:: INFORMATION PROVIDED

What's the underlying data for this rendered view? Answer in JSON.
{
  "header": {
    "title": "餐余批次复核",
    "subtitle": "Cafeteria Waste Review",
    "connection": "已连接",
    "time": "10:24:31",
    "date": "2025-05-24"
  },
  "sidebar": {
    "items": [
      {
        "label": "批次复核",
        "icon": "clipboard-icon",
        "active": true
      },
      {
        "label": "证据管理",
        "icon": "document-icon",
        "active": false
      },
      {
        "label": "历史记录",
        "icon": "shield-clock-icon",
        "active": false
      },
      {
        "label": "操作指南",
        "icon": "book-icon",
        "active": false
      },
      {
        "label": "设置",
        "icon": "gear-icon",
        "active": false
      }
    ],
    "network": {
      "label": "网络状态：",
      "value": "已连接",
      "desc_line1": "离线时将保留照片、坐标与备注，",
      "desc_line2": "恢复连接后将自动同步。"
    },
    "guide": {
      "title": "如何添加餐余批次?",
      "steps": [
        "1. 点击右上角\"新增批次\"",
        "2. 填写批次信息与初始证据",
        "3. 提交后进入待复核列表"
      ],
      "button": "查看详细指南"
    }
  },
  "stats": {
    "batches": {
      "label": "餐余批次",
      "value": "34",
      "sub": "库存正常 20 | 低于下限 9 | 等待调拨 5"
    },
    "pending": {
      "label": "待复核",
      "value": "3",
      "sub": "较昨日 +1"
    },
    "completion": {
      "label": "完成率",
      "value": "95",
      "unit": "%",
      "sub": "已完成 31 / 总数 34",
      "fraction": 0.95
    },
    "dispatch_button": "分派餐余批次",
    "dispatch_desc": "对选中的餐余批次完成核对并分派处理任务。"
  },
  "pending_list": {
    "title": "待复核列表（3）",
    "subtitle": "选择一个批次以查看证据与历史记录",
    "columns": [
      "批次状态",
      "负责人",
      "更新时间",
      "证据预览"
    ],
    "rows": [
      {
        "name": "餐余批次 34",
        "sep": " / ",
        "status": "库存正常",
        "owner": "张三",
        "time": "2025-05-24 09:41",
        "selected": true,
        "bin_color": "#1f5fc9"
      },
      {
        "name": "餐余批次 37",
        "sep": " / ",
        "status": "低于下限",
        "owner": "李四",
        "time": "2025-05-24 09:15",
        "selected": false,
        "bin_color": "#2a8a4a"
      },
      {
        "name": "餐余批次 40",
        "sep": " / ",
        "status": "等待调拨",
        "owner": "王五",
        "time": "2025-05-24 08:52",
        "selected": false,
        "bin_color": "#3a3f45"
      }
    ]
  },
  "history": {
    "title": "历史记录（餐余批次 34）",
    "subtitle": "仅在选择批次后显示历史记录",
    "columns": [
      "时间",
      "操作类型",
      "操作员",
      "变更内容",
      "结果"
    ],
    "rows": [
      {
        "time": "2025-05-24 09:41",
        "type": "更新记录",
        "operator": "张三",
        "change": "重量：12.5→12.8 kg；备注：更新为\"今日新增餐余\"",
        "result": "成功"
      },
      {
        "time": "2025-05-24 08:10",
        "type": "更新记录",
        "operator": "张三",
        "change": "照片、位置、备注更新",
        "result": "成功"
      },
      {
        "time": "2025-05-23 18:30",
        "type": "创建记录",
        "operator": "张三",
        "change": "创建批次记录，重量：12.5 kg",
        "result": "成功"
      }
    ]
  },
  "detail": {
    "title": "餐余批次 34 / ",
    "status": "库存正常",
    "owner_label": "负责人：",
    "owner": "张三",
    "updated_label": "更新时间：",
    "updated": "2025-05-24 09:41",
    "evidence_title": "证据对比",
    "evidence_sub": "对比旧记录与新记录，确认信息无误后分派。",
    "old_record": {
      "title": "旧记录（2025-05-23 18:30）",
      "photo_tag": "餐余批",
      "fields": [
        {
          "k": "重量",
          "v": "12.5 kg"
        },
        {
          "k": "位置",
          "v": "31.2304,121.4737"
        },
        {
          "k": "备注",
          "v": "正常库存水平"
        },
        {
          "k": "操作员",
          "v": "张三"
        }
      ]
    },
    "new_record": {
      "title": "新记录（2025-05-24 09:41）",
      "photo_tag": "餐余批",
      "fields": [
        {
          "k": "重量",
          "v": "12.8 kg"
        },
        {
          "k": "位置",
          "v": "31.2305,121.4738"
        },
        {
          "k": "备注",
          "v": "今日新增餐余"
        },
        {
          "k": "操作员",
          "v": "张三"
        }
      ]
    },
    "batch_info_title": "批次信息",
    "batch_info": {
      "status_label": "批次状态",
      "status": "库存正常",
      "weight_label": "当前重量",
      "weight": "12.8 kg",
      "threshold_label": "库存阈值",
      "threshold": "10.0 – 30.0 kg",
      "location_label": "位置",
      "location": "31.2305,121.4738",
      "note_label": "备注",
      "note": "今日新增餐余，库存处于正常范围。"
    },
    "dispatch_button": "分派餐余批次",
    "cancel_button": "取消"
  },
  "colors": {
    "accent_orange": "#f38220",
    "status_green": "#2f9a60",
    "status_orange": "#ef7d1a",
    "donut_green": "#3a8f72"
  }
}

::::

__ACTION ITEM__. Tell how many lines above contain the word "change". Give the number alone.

__SOLUTION FOR THIS TASK__. 3